Could it be that the purported saviour of the world’s poor – the coal industry – doesn’t really have such a flash track record in the altruism stakes after all?”

Seems that no matter whether we are looking at our sustainable options here in Australia or at eradicating poverty in Third World countries, coal mining isn’t a critical component of either and may just be getting in the way of real solutions.

Australian coal mines as major employers?

We keep on hearing it – Australia needs coal mines, and more of them, in order to generate employment.

Here’s something to think about.

When Peabody Energy, the world’s biggest coal miner, sought bankruptcy protection in the US a little while ago there were ripples of concern in Australia over the possible loss of jobs from their coal mines here.

However the Federal Resources Minister Josh Frydenberg immediately reassured Australians that this was not a risk because of the importance of the local mines to the company.

“My primary concern is with the Australian operations of Peabody. They have 10 mines across Queensland and New South Wales, nearly 3,500 workers if you include the contractors and I spoke to the president of Peabody and they informed me that they will not be reducing their Australian workforce,” Frydenberg told the ABC.

“They have funding to continue with their Australian operations and they see their work in Australia as being core to their operations particularly the proximity their Australian mines have to key demand in Asia.”

So these aren’t tinpot little mines supplying local power plants, but part of the core of Peabody Energy’s operations supplying “key demand in Asia”.

Did you notice that these 10 key mines each employ an average of only 350 workers (including the associated contractors).

Apparently that’s not an unusual number.  The Glencore mine at Tahmoor in New South Wales is about to be closed, putting 350 people out of work.  Glencore produces coking coal (according to pro-mining lobbyists this is the key to the future of coal in Australia) and it also supplies overseas markets.

Just in passing, I wonder how many people are employed on average to deal with the environmental, climate change and human health impacts of just one of these coal mines.

In addition, it seems as if Frydenberg’s assurances about Peabody’s Australian mines might have been a bit of pre-election “voter calming” according to information now available from auditors Ernst and Young who drew attention to a note in the financial report “which details the principal conditions that raise doubt about the company’s and the consolidated entity’s ability to continue as a going concern”.

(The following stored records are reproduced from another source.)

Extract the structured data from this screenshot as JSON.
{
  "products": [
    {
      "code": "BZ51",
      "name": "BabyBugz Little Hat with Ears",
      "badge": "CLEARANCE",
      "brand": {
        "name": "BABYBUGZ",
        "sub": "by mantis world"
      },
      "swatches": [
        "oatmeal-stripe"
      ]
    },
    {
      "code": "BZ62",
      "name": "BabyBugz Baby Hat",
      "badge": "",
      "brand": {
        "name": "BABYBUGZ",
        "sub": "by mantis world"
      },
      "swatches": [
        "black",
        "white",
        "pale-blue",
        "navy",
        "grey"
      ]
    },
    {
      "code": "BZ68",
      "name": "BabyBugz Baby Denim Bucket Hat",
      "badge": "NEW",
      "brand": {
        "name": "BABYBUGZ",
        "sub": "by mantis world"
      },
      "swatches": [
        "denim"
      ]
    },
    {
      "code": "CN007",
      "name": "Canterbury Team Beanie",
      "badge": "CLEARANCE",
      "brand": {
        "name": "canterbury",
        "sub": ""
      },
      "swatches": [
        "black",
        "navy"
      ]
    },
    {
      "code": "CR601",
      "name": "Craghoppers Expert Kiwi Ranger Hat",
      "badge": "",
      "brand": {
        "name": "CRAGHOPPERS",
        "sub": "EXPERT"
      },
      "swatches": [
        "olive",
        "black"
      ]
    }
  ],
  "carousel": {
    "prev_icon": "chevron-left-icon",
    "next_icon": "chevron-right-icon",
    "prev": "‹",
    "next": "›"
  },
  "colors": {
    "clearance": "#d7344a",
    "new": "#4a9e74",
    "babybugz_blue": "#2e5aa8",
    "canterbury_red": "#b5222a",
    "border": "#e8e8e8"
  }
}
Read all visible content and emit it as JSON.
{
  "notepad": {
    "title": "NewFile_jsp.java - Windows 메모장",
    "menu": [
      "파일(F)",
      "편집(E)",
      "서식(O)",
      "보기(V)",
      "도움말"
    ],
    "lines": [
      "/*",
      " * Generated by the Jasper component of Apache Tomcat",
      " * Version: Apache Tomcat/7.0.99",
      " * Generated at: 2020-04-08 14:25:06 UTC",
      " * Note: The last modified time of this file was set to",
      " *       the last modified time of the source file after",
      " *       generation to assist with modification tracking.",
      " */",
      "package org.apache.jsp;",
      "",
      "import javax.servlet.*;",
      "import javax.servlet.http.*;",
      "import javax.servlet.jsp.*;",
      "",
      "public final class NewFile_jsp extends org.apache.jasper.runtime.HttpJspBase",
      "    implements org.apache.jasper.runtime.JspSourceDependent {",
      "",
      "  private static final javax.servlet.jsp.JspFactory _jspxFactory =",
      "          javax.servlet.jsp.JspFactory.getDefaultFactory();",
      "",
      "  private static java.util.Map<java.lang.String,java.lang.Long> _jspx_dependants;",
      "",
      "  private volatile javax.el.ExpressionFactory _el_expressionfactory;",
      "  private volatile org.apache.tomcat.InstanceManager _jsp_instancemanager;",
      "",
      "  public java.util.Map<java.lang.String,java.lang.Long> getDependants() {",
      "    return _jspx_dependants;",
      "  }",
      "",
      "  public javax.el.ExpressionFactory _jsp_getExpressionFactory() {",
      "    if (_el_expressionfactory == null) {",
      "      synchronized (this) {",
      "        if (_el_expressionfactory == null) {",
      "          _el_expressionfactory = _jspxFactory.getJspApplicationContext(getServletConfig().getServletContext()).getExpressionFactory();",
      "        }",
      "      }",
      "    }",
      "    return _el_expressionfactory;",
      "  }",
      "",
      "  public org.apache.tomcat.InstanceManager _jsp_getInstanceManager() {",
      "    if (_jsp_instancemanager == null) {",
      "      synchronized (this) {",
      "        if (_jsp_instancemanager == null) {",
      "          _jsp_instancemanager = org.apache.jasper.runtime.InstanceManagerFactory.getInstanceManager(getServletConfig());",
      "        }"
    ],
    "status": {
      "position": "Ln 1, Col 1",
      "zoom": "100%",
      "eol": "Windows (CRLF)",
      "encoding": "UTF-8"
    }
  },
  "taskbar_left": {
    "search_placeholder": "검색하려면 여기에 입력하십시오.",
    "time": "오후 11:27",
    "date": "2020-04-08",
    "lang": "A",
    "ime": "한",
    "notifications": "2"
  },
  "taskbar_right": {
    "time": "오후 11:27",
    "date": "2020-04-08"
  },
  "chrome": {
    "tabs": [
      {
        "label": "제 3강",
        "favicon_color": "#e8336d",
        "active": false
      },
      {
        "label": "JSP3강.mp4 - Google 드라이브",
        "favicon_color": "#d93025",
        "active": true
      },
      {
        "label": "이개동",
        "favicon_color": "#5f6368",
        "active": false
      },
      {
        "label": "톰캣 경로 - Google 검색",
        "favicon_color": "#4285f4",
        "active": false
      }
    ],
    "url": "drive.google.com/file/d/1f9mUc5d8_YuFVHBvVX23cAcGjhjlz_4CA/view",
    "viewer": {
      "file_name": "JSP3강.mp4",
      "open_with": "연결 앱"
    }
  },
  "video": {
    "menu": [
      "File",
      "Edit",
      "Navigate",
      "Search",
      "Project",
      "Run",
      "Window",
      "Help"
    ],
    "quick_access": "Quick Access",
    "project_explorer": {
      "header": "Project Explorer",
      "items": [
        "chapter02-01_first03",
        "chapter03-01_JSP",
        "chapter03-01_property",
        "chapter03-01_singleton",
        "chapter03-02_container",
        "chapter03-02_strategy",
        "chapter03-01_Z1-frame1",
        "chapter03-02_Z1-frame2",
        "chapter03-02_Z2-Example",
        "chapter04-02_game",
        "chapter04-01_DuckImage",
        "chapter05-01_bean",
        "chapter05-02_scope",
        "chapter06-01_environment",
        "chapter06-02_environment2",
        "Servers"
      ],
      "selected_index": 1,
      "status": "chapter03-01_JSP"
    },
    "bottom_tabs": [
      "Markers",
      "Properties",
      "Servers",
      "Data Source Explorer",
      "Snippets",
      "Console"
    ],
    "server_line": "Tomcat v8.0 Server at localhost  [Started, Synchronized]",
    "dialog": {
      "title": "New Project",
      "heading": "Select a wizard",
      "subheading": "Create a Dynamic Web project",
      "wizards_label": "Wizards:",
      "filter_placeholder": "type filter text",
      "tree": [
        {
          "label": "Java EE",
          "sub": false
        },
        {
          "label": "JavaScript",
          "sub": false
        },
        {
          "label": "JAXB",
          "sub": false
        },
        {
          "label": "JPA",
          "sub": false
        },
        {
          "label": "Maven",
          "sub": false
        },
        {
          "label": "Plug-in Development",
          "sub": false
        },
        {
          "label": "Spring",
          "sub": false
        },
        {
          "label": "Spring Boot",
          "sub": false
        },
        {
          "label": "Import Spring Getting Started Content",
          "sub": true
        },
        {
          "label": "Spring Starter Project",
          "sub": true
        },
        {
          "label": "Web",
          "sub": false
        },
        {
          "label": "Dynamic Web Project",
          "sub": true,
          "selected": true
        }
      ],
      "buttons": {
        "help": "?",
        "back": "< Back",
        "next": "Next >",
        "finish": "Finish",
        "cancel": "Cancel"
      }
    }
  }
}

“As a result of these matters, there is significant uncertainty whether the company and/or the consolidated entity will continue as a going concern, and therefore whether they will realise their assets and extinguish their liabilities in the normal course of business and at the amounts stated in the financial report.”

Just how sustainable is Australia’s ongoing involvement in coal mining?